Sorry this is such a fuzzy photo -- but it's a long-distance shot, hand-held, taken in a strong wind!  Actually it's quite a historic photo --it's the first time the interglacial (Ipswichian) raised beach has ever been seen at Aber-mawr, on the west side of the Pen Caer Peninsula in North Pembrokeshire.  I knew it was there, of course, but all previous studies of the Pleistocene sequence of deposits at Abermawr -- going back to the 1800's -- have failed to record it.  I worked here quite intensively in 1962-1965 and never saw it once, even after storms that caused cliff collapses and cleaned up the cliff face.

At last, after the dramatic events of the past stormy week, cliff falls have revealed the strip of rounded pebbles sitting on a bedrock bench (probably a part of the raised beach rock platform) in the eastern corner of the bay.  The deposits are sealed beneath a thick layer of broken debris and pseudo-stratified head -- dating from the early part of the Devensian glaciation when the climate was cold but not glacial.

By the way, there are other sites in Pembrokeshire where the Ipswichian raised beach is clearly visible beneath later deposits -- and this new discovery confirms a well-established Pleistocene stratigraphy for West Wales.

7 comments:

Dave Maynard said...

How long do you think these things will be visible? It would be worth documenting them.

Still trying to get to Newport and Poppit at low tide.

Dave

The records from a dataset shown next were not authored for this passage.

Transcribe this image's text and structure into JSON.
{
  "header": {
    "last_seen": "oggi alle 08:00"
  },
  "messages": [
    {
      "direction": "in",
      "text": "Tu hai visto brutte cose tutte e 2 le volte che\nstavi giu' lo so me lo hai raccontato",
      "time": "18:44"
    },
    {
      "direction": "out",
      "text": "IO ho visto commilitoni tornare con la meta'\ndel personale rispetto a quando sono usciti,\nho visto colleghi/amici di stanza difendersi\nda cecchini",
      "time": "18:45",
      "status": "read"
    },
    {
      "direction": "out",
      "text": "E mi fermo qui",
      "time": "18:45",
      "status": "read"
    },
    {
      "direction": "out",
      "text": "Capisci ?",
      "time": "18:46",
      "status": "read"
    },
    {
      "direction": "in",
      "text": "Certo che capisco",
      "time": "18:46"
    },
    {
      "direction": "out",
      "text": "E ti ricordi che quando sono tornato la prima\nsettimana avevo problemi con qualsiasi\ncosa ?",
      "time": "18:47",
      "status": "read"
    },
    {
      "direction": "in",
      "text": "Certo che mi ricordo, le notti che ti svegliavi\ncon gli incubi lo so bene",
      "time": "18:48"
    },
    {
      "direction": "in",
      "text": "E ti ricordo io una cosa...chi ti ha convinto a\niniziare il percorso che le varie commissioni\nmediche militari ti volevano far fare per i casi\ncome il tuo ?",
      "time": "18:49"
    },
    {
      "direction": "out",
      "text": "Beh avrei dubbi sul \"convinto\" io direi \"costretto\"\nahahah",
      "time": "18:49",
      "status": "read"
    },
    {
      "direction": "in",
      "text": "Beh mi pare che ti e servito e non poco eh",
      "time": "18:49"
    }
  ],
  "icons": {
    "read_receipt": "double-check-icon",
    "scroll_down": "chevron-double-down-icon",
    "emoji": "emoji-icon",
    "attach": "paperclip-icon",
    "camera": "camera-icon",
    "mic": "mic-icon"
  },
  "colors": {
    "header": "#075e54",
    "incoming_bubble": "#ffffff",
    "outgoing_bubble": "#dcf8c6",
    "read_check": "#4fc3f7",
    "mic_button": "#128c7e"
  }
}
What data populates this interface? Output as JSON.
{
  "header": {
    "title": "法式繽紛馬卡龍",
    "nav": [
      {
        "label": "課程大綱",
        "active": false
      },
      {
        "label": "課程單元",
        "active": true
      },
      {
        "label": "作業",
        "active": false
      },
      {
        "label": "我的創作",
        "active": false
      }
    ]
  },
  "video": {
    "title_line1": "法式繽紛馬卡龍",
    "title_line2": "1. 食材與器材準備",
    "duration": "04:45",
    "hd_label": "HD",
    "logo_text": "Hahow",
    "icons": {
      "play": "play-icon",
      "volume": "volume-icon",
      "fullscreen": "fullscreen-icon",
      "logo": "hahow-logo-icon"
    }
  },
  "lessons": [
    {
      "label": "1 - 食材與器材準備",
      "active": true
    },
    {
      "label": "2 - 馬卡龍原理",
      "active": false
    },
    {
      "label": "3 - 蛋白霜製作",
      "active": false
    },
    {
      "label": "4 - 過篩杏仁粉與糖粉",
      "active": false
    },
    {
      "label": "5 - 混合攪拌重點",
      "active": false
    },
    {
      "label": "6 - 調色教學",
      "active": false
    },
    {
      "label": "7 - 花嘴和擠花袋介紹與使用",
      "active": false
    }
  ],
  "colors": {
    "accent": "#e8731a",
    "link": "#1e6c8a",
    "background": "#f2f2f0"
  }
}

chris johnson said...

Very interesting to see these pictures. I wonder what is to see in the river valleys as a lot of flooding has been happening I hear. At Rhosyfelin I wonder how high the river is?

I am often reminded of the little museum at Cenarth where you can see photos of a great flood a few decades back. It exceeds my imagination to see the sheer height and scale of that river at that time.

Very curious if any professional archaeologist can explain how it is possible to do secure dating on the Rhosyfelin campsite given its location.

BRIAN JOHN said...

Dave -- I expect the new exposures to be visible for a long time. In the summer, when the rocks are dry, it will be possible to scramble up and take a good look at the raised beach exposure.

Tim Holt-Wilson said...

Great! Only a Quaternary geologist's or geomorphologist's heart could beat more strongly with the intellectual and aesthetic pleasure of such a sight. I have taken the liberty of tweeting the news:
‏@tim_holt_wilson
Interglacial raised beach at Abermawr nicely revealed by recent storms - http://brian-mountainman.blogspot.co.uk/2014/01/interglacial-raised-beach-exposed-at.html @QuaternaryRA_UK #geodiversity #Wales

BRIAN JOHN said...

Thanks Tim -- hope the geomorphological twitterati are delighted with the news!!

TonyH said...

Have alerted my brother, who likes studying and exploring the landscape and is a former photography lecturer, of this news at Abermawr, not far from his home above Trefin.

Jon Morris said...

Very curious if any professional archaeologist can explain how it is possible to do secure dating on the Rhosyfelin campsite given its location.

Not a professional archaeologist, so can't really comment, but I guess you would have to keep mum about such encounters and probably get a room off-site if things went beyond the dating phase.